To do this, we need to check any grid intersection points
that are encountered by the ray; and see if there is a wall on the grid
or not. The best way is to check for horizontal and vertical intersections
separately. When there is a wall on either a vertical or a horizontal
intersection, the checking stops. The distance to both intersection
points is then compared, and the closer distance is chosen. This process
is illustrated in the following two figures.
Steps of finding intersections with horizontal grid lines: 1. Find coordinate of the first intersection (point
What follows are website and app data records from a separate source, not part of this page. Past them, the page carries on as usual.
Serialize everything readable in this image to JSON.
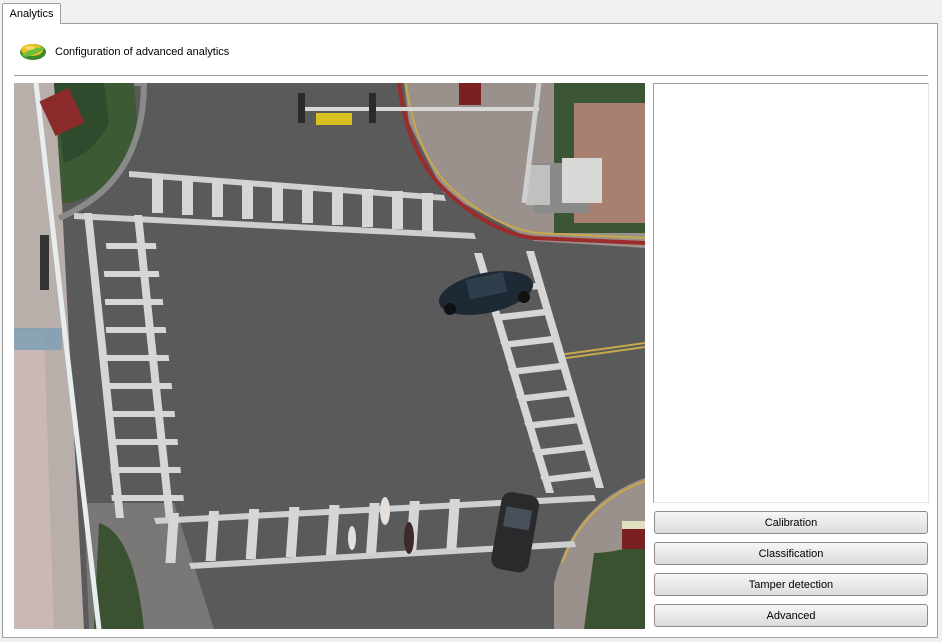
{
  "tabs": [
    {
      "label": "Analytics",
      "active": true
    }
  ],
  "header": {
    "title": "Configuration of advanced analytics",
    "icon": "analytics-logo-icon"
  },
  "video": {
    "description_icon": "camera-feed",
    "sign_top_left": "",
    "street_sign": ""
  },
  "buttons": {
    "calibration": "Calibration",
    "classification": "Classification",
    "tamper_detection": "Tamper detection",
    "advanced": "Advanced"
  },
  "colors": {
    "panel_bg": "#ffffff",
    "window_bg": "#f0f0f0",
    "border": "#a0a0a0",
    "road": "#5b5b5c",
    "crosswalk": "#d9d9d9",
    "curb_red": "#9c2b2b",
    "lane_yellow": "#c8a94a"
  }
}
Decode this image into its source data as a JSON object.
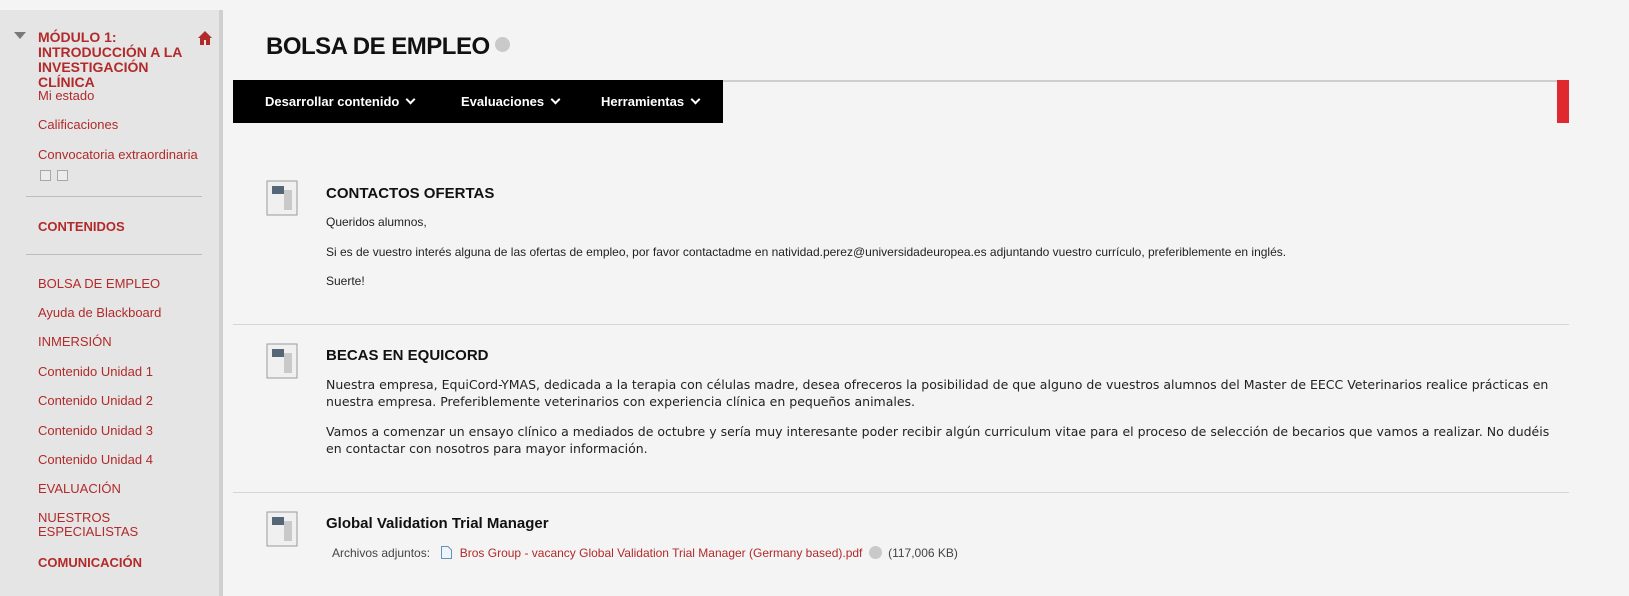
{
  "sidebar": {
    "course_title": "MÓDULO 1: INTRODUCCIÓN A LA INVESTIGACIÓN CLÍNICA",
    "top_links": [
      "Mi estado",
      "Calificaciones",
      "Convocatoria extraordinaria"
    ],
    "section_label": "CONTENIDOS",
    "links": [
      "BOLSA DE EMPLEO",
      "Ayuda de Blackboard",
      "INMERSIÓN",
      "Contenido Unidad 1",
      "Contenido Unidad 2",
      "Contenido Unidad 3",
      "Contenido Unidad 4",
      "EVALUACIÓN",
      "NUESTROS ESPECIALISTAS"
    ],
    "bottom_section": "COMUNICACIÓN"
  },
  "page": {
    "title": "BOLSA DE EMPLEO"
  },
  "toolbar": {
    "items": [
      "Desarrollar contenido",
      "Evaluaciones",
      "Herramientas"
    ]
  },
  "items": [
    {
      "title": "CONTACTOS OFERTAS",
      "paragraphs": [
        "Queridos alumnos,",
        "Si es de vuestro interés alguna de las ofertas de empleo, por favor contactadme en natividad.perez@universidadeuropea.es adjuntando vuestro currículo, preferiblemente en inglés.",
        "Suerte!"
      ]
    },
    {
      "title": "BECAS EN EQUICORD",
      "paragraphs": [
        "Nuestra  empresa, EquiCord-YMAS, dedicada a la terapia con células madre, desea ofreceros la posibilidad de que alguno de vuestros alumnos del Master de EECC Veterinarios realice prácticas en nuestra empresa. Preferiblemente veterinarios con experiencia clínica en pequeños animales.",
        "Vamos a comenzar un ensayo clínico a mediados de octubre y sería muy interesante poder recibir algún curriculum vitae para el proceso de selección de becarios que vamos a realizar. No dudéis en contactar con nosotros para mayor información."
      ]
    },
    {
      "title": "Global Validation Trial Manager",
      "attachments_label": "Archivos adjuntos:",
      "attachment_name": "Bros Group - vacancy Global Validation Trial Manager (Germany based).pdf",
      "attachment_size": "(117,006 KB)"
    }
  ],
  "colors": {
    "link": "#b22a2a",
    "toolbar": "#000000",
    "accent": "#e0282f"
  },
  "icons": [
    "chevron-down-icon",
    "home-icon",
    "document-icon",
    "file-icon",
    "edit-icon"
  ]
}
A in this example). As an example the following is how you can get the point A: Note: remember the Cartesian coordinate is increasing downward (as in page 3), and any fractional values will be rounded down. ======Finding horizontal intersection ====== 1. Finding the coordinate of A. If the ray is facing up A.y = rounded_down(Py/64) * (64) - 1; If the ray is facing down A.y = rounded_down(Py/64) * (64) + 64; (In the picture, the ray is facing up, so we use the first formula. A.y=rounded_down(224/64) * (64) - 1 = 191; Now at this point, we can find out the grid coordinate of y. However, we must decide whether A is part of the block above the line, or the block below the line. Here, we chose to make A part of the block above the line, that is why we subtract 1 from A.y. So the grid coordinate of A.y is 191/64 = 2; A.x = Px + (Py-A.y)/tan(ALPHA); In the picture, (assume ALPHA is 60 degrees), A.x=96 + (224-191)/tan(60) = about 115; The grid coordinate of A.x is 115/64 = 1; So A is at grid (1,2) and we can check whether there is a wall on that grid. There is no wall on (1,2) so the ray will be extended to C. 2. Finding Ya If the ray is facing up Ya=-64; If the ray is facing down Ya=64; 3. Finding Xa Xa = 64/tan(60) = 36; 4. We can get the coordinate of C as follows: C.x=A.x+Xa = 115+36 = 151; C.y=A.y+Ya = 191-64 = 127; Convert this into grid coordinate by dividing each component with 64. The result is C.x = 151/64 = 2 (grid coordinate), C.y = 127/64 = 1 (grid coordinate) So the grid coordinate of C is (2, 1). (C programmer's note: Remember we always round down, this is especially true since you can use right shift by 8 to divide by 64). 5. Grid (2,1) is checked. Again, there is no wall, so the ray is extended to D. 6. We can get the coordinate of D as follows: D.x=C.x+Xa = 151+36 = 187; D.y=C.y+Ya = 127-64 = 63; Convert this into grid coordinate by dividing each component with 64. The result is D.x = 187/64 = 2 (grid coordinate), D.y = 63/64 = 0 (grid coordinate) So the grid coordinate of D is (2, 0). 6. Grid (2,0) is checked. There is a wall there, so the process stop. (Programmer's note: You can see that once we have the value of Xa and Ya, the process is very simple. We just keep adding the old value with Xa and Ya, and perform shift operation, to find out the grid coordinate of the next point hit by the ray.) Steps of finding intersections with vertical grid lines: 1. Find coordinate of the first intersection (point
B in this example). In the picture, First, the ray hits point B. Grid (2,2) is checked. There no wall on (2,2) so the ray is extended to E. Grid (3,0) is checked. There is a wall there, so we stop and calculate the distance. In this example, point D is closer than E. So the wall slice at D (not E) will be drawn |
||